A lovely jazz concert filled with some in-between banter, Songs in the Key of Cree is an event to enjoy with a glass of wine. Tomson Highway – a leading Cree writer, playwright and pianist – performs the songs from his past and future (in-the-making) musicals, with the help of the Peruvian-Canadian singer Patricia Cano and jazz saxophonist Marcus Ali.
Part of the Indigenous Contemporary Scene, Songs in the Key of Cree aims to keep the language alive; however, a large part of the concept is performed in other languages such as English and French. Inclusion of these more familiar languages certainly make the event more accessible, but since music easily overcomes language barriers, it would have been nice to hear more Cree songs. It’s a beautifully sounding language and the context for the songs provided by both Highway and Cano is more than enough to understand.
Songs in the Key of Cree tells different stories. One of the most interesting songs focuses on a collection of love letters from one world (the world of the dead) to another (ours) – and is taken from the musical (Post)Mistress. Tomson Highway explains that he always writes his works on two levels, ours and the divine, and this fact shines through the show – especially through Patricia Cano’s voice. On the other hand, a song from the musical The Rez Sisters – recounting the thoughts of a young girl kidnapped by a group of men as she goes to face her death – is as disturbing and emotional as a song can get. Tomson Highway makes sure to point out how vulnerable indigenous people are to crime.

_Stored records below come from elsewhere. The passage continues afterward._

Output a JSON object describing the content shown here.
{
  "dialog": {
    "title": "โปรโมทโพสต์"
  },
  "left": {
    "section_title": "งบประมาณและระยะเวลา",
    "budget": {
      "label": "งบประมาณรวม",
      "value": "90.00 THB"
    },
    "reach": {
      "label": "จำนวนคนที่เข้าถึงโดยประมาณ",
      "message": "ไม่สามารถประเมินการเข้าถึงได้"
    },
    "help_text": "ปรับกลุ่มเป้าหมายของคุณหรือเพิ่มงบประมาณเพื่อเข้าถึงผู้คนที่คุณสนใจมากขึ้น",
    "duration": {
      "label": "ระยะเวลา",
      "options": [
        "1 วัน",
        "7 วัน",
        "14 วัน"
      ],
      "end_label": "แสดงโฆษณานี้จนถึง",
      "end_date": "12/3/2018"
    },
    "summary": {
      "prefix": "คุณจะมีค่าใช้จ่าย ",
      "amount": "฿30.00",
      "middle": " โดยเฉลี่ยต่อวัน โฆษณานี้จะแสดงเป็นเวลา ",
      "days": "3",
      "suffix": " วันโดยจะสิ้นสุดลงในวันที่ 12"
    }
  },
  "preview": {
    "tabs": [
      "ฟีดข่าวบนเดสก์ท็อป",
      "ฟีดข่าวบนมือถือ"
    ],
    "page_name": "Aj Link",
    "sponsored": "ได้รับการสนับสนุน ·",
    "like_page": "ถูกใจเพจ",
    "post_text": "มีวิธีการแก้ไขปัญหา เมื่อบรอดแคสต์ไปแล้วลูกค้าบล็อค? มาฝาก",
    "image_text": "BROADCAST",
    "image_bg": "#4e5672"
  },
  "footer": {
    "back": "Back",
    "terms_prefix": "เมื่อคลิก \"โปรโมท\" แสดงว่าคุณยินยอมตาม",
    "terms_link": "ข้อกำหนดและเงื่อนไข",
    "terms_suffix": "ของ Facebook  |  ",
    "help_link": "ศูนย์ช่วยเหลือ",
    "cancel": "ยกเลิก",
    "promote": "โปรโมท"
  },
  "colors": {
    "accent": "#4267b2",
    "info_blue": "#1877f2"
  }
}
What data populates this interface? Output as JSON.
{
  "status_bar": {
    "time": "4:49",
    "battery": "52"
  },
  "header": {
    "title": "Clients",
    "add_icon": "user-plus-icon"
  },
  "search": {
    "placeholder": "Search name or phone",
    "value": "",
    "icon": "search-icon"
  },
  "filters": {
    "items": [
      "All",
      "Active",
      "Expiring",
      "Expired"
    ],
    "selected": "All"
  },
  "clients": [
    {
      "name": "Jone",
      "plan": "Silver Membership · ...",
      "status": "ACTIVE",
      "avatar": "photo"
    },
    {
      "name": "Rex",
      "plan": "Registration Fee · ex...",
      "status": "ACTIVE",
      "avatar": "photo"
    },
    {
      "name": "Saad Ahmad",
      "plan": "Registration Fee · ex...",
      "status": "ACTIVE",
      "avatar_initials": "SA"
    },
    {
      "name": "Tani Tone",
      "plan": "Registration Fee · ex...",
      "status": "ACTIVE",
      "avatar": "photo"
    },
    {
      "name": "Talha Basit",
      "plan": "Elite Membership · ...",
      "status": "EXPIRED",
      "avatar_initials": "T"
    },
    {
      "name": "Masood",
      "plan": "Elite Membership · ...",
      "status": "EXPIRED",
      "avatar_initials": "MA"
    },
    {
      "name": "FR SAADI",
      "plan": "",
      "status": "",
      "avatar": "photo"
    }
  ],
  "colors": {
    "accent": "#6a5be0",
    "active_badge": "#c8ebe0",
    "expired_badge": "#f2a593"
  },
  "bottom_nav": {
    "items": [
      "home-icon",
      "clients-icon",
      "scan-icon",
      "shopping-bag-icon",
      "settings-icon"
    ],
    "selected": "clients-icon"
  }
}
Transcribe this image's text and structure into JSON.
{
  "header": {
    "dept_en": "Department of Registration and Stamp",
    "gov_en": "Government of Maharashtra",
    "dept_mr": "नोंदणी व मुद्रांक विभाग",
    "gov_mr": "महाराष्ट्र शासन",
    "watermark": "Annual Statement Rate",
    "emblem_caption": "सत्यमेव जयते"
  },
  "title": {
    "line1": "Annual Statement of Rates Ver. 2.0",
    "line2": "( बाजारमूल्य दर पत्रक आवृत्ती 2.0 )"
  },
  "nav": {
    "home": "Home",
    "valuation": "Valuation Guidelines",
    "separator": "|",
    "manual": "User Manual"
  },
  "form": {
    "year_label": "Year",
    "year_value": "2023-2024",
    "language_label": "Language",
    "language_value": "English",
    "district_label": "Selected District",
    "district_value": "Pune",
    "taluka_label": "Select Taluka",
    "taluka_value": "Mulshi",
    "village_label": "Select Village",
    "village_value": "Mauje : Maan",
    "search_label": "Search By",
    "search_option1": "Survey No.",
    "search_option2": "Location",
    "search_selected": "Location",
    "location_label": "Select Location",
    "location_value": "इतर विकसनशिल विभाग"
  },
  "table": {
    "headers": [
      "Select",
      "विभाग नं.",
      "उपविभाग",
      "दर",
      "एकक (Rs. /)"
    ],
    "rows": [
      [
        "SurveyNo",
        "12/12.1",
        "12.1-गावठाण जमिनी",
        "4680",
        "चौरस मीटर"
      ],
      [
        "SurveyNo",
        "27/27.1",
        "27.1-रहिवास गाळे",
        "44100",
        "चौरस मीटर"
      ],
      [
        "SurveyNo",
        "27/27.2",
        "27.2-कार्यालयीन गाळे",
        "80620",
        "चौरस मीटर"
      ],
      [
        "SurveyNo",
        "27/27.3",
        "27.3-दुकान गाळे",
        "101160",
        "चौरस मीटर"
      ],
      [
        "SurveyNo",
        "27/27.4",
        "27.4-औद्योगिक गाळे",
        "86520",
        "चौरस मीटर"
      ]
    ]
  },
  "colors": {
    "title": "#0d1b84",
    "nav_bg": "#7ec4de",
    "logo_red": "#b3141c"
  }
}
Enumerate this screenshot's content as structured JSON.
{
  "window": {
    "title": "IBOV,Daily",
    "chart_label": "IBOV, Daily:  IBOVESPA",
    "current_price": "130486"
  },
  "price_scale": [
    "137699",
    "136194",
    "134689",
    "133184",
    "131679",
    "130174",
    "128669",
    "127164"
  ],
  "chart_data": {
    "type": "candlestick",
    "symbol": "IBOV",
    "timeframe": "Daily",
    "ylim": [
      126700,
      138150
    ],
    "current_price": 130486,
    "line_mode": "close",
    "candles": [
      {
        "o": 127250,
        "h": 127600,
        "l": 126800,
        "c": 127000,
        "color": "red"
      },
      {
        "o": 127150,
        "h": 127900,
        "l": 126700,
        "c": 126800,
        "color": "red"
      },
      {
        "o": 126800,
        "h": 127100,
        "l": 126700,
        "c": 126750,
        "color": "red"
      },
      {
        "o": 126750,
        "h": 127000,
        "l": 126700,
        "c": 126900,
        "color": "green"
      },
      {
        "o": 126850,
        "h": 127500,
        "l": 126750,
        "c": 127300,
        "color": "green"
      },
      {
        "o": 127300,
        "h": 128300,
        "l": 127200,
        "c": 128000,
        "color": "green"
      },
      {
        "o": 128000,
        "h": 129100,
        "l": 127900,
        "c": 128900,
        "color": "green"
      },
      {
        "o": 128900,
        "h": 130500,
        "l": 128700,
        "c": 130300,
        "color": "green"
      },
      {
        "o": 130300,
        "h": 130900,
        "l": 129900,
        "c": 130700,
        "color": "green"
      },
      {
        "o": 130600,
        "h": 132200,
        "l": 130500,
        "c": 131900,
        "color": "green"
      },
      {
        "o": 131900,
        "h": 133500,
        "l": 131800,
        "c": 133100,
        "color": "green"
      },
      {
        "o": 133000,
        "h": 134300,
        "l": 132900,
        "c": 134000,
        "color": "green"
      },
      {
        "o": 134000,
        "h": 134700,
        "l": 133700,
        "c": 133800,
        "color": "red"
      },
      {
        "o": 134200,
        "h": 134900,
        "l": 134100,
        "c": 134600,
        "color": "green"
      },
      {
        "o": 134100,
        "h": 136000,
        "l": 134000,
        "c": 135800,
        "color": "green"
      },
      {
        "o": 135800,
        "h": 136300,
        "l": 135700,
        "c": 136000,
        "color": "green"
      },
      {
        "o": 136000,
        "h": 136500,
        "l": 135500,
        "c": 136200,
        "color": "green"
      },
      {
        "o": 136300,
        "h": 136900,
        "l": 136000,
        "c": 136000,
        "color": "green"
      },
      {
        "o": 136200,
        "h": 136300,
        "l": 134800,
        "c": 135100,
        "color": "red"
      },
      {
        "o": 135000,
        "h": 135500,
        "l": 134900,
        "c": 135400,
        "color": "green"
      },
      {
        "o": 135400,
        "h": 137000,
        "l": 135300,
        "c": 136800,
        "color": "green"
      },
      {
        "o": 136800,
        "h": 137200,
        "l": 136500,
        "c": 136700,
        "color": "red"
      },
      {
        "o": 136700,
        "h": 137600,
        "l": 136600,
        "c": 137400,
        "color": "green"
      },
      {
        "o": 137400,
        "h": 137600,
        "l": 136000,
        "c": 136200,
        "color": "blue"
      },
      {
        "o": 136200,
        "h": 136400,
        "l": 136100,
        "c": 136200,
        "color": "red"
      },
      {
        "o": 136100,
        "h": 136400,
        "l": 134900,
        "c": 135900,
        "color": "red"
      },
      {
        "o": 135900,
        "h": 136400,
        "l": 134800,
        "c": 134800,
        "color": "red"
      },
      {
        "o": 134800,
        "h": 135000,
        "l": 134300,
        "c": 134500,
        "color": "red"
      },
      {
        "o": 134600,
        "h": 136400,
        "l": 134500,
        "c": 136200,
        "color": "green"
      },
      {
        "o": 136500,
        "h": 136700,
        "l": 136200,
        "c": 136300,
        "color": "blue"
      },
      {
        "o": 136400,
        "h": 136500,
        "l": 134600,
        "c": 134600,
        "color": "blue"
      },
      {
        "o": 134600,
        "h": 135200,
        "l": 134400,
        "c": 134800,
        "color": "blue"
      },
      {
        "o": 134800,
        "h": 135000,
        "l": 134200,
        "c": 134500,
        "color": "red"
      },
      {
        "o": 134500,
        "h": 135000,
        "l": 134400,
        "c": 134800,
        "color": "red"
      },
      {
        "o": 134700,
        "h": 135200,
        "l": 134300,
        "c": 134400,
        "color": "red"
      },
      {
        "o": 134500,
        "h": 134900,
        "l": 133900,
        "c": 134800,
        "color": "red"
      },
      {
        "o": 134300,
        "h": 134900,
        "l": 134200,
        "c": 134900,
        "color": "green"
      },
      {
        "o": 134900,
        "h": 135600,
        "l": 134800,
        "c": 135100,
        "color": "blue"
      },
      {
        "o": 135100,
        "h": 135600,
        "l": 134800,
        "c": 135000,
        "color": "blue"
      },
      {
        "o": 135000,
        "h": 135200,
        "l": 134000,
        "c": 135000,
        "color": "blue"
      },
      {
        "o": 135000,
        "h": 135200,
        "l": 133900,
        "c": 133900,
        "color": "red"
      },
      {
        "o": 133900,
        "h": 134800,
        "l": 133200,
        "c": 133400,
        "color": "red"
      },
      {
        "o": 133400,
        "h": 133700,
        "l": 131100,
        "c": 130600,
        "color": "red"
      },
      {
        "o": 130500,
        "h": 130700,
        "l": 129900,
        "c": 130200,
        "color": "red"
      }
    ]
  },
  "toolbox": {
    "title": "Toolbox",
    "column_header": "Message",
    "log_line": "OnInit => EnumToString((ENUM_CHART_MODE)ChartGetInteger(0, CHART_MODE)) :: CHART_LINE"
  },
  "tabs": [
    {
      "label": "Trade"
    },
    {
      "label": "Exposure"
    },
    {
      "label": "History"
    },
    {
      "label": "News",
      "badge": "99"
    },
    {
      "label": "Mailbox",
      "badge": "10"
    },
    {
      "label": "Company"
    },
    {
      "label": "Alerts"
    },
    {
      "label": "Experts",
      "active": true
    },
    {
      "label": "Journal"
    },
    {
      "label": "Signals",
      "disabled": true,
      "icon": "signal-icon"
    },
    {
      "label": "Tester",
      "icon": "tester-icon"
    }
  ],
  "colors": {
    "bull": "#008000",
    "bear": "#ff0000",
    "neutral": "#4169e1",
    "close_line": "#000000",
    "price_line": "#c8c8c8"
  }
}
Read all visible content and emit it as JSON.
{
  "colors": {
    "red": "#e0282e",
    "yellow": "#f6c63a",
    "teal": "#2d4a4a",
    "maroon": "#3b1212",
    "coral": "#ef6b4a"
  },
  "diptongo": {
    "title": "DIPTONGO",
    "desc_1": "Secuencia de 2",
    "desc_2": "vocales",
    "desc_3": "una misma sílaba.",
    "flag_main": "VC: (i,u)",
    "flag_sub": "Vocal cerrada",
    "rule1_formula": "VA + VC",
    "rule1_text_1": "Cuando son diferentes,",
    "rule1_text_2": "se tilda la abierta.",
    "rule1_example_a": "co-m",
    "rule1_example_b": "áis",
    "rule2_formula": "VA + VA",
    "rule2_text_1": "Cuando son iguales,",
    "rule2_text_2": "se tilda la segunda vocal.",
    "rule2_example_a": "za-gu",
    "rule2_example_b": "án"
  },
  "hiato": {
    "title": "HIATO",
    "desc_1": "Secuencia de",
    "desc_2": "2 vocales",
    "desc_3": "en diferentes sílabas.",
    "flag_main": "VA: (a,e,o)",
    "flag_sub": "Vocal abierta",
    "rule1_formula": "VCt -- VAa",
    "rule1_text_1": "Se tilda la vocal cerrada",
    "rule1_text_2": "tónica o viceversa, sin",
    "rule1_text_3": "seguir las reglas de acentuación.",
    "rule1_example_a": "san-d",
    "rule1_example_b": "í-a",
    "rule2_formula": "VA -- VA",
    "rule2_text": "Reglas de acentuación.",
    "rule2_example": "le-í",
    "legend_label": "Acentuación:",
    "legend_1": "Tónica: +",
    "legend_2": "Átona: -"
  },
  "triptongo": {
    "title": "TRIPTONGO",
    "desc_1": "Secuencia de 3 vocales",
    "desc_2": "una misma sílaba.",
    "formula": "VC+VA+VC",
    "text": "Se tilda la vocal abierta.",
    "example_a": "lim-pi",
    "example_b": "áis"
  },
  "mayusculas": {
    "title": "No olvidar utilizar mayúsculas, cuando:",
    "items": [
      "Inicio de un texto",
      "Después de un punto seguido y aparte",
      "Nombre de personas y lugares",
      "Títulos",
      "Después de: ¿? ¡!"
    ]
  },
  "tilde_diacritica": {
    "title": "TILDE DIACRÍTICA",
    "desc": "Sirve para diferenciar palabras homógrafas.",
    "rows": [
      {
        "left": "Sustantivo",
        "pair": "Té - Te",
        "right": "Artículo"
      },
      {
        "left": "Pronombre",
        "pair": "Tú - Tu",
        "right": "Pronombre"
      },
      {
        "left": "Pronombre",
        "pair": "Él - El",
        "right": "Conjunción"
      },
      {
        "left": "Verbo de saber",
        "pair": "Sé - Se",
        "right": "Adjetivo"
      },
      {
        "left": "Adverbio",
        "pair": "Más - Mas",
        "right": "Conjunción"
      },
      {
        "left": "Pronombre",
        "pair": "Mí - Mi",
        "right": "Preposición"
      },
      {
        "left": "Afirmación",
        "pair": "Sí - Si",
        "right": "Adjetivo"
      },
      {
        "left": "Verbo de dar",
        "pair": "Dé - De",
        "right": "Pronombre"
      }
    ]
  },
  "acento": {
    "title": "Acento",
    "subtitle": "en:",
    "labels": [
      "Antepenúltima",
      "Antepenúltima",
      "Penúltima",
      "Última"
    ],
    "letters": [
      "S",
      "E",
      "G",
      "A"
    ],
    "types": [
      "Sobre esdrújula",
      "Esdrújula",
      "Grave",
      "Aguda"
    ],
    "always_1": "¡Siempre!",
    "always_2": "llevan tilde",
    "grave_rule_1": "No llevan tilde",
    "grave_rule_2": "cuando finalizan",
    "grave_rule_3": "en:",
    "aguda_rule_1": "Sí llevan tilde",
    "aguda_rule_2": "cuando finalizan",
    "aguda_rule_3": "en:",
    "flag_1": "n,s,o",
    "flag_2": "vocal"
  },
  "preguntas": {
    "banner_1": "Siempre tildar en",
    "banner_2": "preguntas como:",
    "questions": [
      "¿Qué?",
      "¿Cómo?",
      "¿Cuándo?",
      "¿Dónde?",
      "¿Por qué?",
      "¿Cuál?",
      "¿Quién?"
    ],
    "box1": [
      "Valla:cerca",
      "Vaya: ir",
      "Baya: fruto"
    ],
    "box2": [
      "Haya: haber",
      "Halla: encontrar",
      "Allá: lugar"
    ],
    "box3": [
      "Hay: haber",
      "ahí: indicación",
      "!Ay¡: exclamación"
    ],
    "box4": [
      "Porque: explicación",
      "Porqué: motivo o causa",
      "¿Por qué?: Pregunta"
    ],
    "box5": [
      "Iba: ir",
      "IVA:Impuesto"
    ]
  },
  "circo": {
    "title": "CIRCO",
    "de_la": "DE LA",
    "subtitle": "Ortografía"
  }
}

The evening of eight songs passes really quickly and is highly enjoyable. Highway says he feels most confident behind the piano and that is evident, as his improvised chat with/at the audience – usually to explain the songs – can sometimes be a bit clumsy. But all of this adds to Songs in the Key of Cree’s informal charm.